During the course of evolution, new proteins are produced very largely as the result of gene duplication, divergence and, in many cases, combination. This means that proteins or protein domains belong to families or, in cases where their relationships can only be recognised on the basis of structure, superfamilies whose members descended from a common ancestor. The size of superfamilies can vary greatly. Also, during the course of evolution organisms of increasing complexity have arisen. In this paper we determine the identity of those superfamilies whose relative sizes in different organisms are highly correlated to the complexity of the organisms. As a measure of the complexity of 38 uni- and multicellular eukaryotes we took the number of different cell types of which they are composed. Of 1,219 superfamilies, there are 194 whose sizes in the 38 organisms are strongly correlated with the number of cell types in the organisms. We give outline descriptions of these superfamilies. Half are involved in extracellular processes or regulation and smaller proportions in other types of activity. Half of all superfamilies have no significant correlation with complexity. We also determined whether the expansions of large superfamilies correlate with each other. We found three large clusters of correlated expansions: one involves expansions in both vertebrates and plants, one just in vertebrates, and one just in plants. Our work identifies important protein families and provides one explanation of the discrepancy between the total number of genes and the apparent physiological complexity of eukaryotic organisms.

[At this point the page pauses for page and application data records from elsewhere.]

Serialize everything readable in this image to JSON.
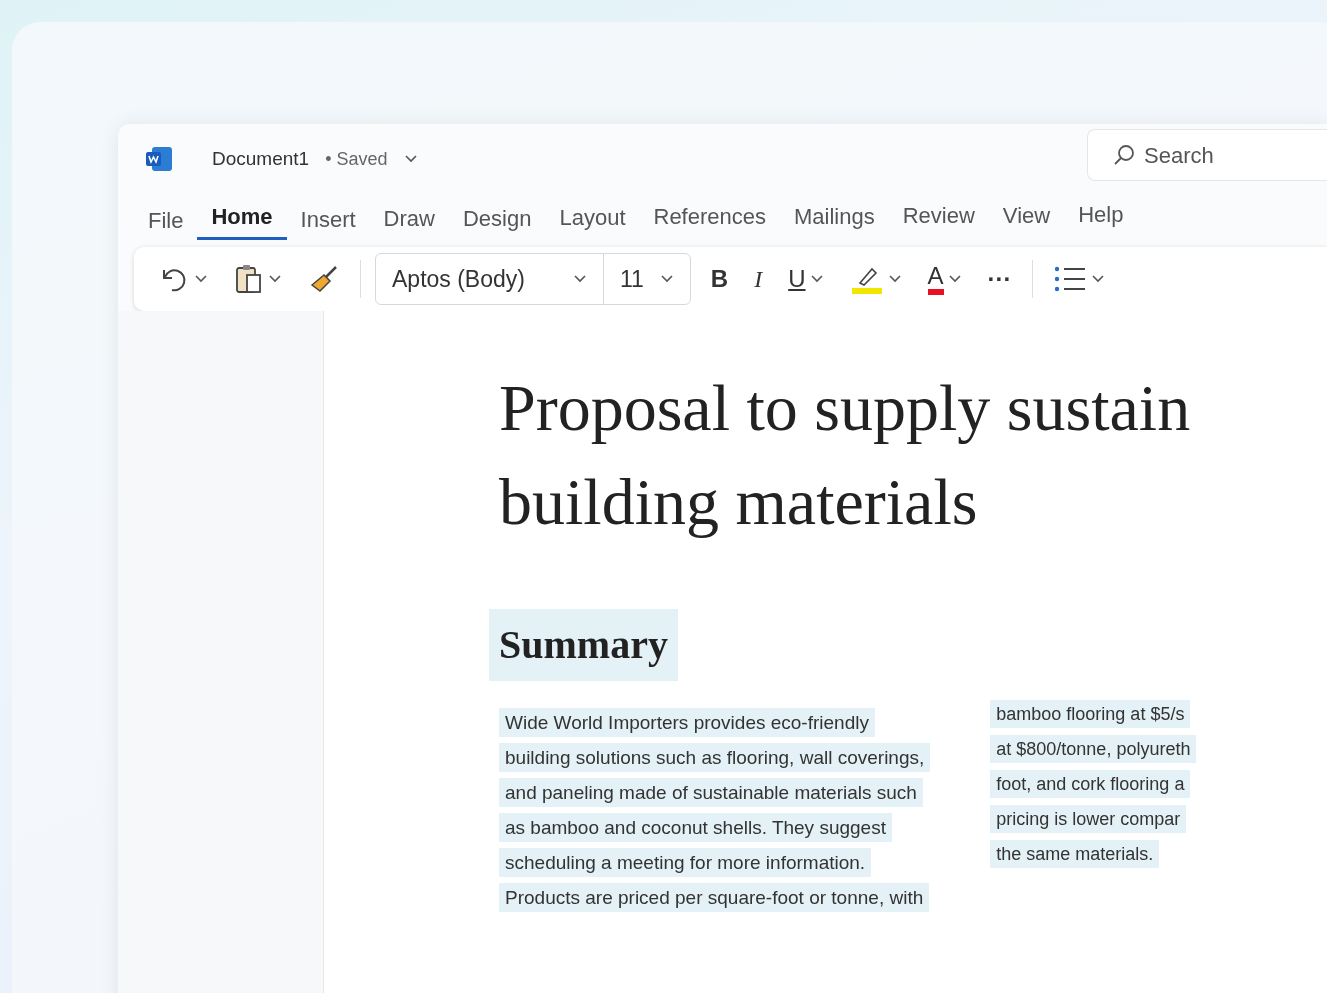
{
  "window": {
    "title": "Document1",
    "status": "• Saved"
  },
  "search": {
    "placeholder": "Search"
  },
  "tabs": [
    {
      "label": "File",
      "selected": false
    },
    {
      "label": "Home",
      "selected": true
    },
    {
      "label": "Insert",
      "selected": false
    },
    {
      "label": "Draw",
      "selected": false
    },
    {
      "label": "Design",
      "selected": false
    },
    {
      "label": "Layout",
      "selected": false
    },
    {
      "label": "References",
      "selected": false
    },
    {
      "label": "Mailings",
      "selected": false
    },
    {
      "label": "Review",
      "selected": false
    },
    {
      "label": "View",
      "selected": false
    },
    {
      "label": "Help",
      "selected": false
    }
  ],
  "toolbar": {
    "font": "Aptos (Body)",
    "size": "11",
    "bold": "B",
    "italic": "I",
    "underline": "U",
    "font_color": "A",
    "more": "···"
  },
  "document": {
    "title_lines": [
      "Proposal to supply sustain",
      "building materials"
    ],
    "heading": "Summary",
    "columns": [
      [
        "Wide World Importers provides eco-friendly",
        "building solutions such as flooring, wall coverings,",
        "and paneling made of sustainable materials such",
        "as bamboo and coconut shells. They suggest",
        "scheduling a meeting for more information.",
        "Products are priced per square-foot or tonne, with"
      ],
      [
        "bamboo flooring at $5/s",
        "at $800/tonne, polyureth",
        "foot, and cork flooring a",
        "pricing is lower compar",
        "the same materials."
      ]
    ]
  }
}
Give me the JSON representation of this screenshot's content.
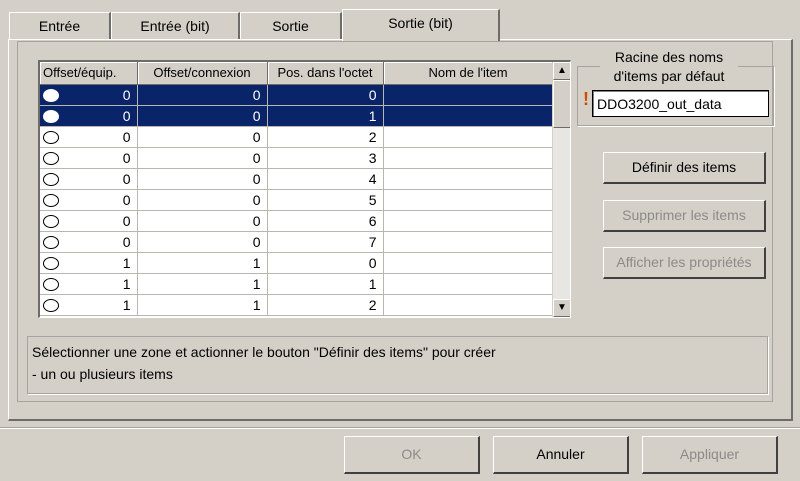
{
  "tabs": [
    {
      "label": "Entrée"
    },
    {
      "label": "Entrée (bit)"
    },
    {
      "label": "Sortie"
    },
    {
      "label": "Sortie (bit)"
    }
  ],
  "grid": {
    "headers": [
      "Offset/équip.",
      "Offset/connexion",
      "Pos. dans l'octet",
      "Nom de l'item"
    ],
    "rows": [
      {
        "equip": "0",
        "conn": "0",
        "pos": "0",
        "name": "",
        "selected": true
      },
      {
        "equip": "0",
        "conn": "0",
        "pos": "1",
        "name": "",
        "selected": true
      },
      {
        "equip": "0",
        "conn": "0",
        "pos": "2",
        "name": "",
        "selected": false
      },
      {
        "equip": "0",
        "conn": "0",
        "pos": "3",
        "name": "",
        "selected": false
      },
      {
        "equip": "0",
        "conn": "0",
        "pos": "4",
        "name": "",
        "selected": false
      },
      {
        "equip": "0",
        "conn": "0",
        "pos": "5",
        "name": "",
        "selected": false
      },
      {
        "equip": "0",
        "conn": "0",
        "pos": "6",
        "name": "",
        "selected": false
      },
      {
        "equip": "0",
        "conn": "0",
        "pos": "7",
        "name": "",
        "selected": false
      },
      {
        "equip": "1",
        "conn": "1",
        "pos": "0",
        "name": "",
        "selected": false
      },
      {
        "equip": "1",
        "conn": "1",
        "pos": "1",
        "name": "",
        "selected": false
      },
      {
        "equip": "1",
        "conn": "1",
        "pos": "2",
        "name": "",
        "selected": false
      }
    ],
    "scroll_up": "▲",
    "scroll_down": "▼"
  },
  "root_group": {
    "title": "Racine des noms d'items par défaut",
    "warning_icon": "exclamation-icon",
    "value": "DDO3200_out_data"
  },
  "buttons": {
    "define": "Définir des items",
    "delete": "Supprimer les items",
    "properties": "Afficher les propriétés"
  },
  "status": {
    "line1": "Sélectionner une zone et actionner le bouton \"Définir des items\" pour créer",
    "line2": "- un ou plusieurs items"
  },
  "footer": {
    "ok": "OK",
    "cancel": "Annuler",
    "apply": "Appliquer"
  },
  "colors": {
    "selection": "#0a246a",
    "dialog_bg": "#d4d0c8",
    "warning": "#d04a00"
  }
}
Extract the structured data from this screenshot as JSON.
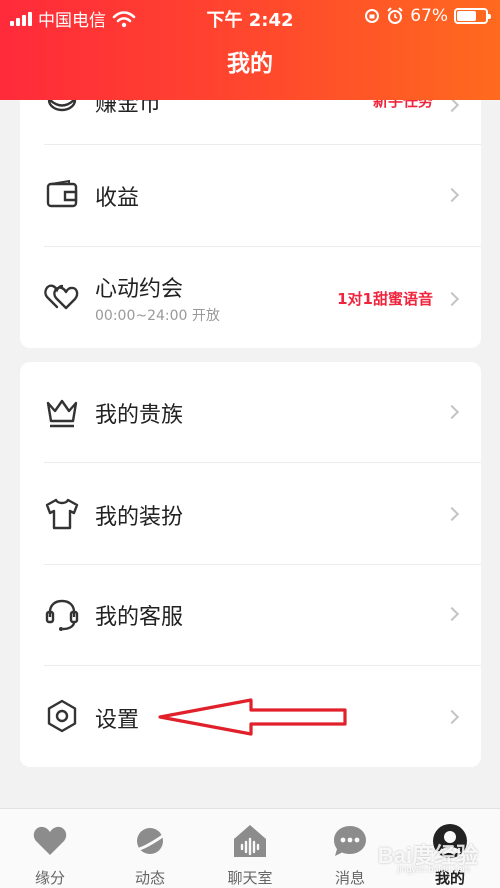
{
  "status_bar": {
    "carrier": "中国电信",
    "time": "下午 2:42",
    "battery_percent": "67%",
    "battery_level": 0.67
  },
  "header": {
    "title": "我的"
  },
  "card1": {
    "items": [
      {
        "label": "赚金币",
        "tag": "新手任务",
        "icon": "coin-icon"
      },
      {
        "label": "收益",
        "icon": "wallet-icon"
      },
      {
        "label": "心动约会",
        "sublabel": "00:00~24:00 开放",
        "tag": "1对1甜蜜语音",
        "icon": "hearts-icon"
      }
    ]
  },
  "card2": {
    "items": [
      {
        "label": "我的贵族",
        "icon": "crown-icon"
      },
      {
        "label": "我的装扮",
        "icon": "shirt-icon"
      },
      {
        "label": "我的客服",
        "icon": "headset-icon"
      },
      {
        "label": "设置",
        "icon": "settings-icon"
      }
    ]
  },
  "annotation": {
    "type": "red-arrow",
    "target": "设置",
    "color": "#e0202a"
  },
  "tabbar": {
    "tabs": [
      {
        "label": "缘分",
        "icon": "heart-icon"
      },
      {
        "label": "动态",
        "icon": "planet-icon"
      },
      {
        "label": "聊天室",
        "icon": "house-wave-icon"
      },
      {
        "label": "消息",
        "icon": "chat-bubble-icon"
      },
      {
        "label": "我的",
        "icon": "avatar-icon",
        "active": true
      }
    ]
  },
  "watermark": {
    "text": "Bai度经验",
    "subtext": "jingyan.baidu.com"
  },
  "colors": {
    "header_start": "#ff2a3a",
    "header_end": "#ff6a1e",
    "accent_tag": "#f0253d",
    "page_bg": "#f2f2f2"
  }
}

ASJC Scopus subject areas
- Ecology, Evolution, Behavior and Systematics
- Modeling and Simulation
- Molecular Biology
- Cellular and Molecular Neuroscience
- Computational Theory and Mathematics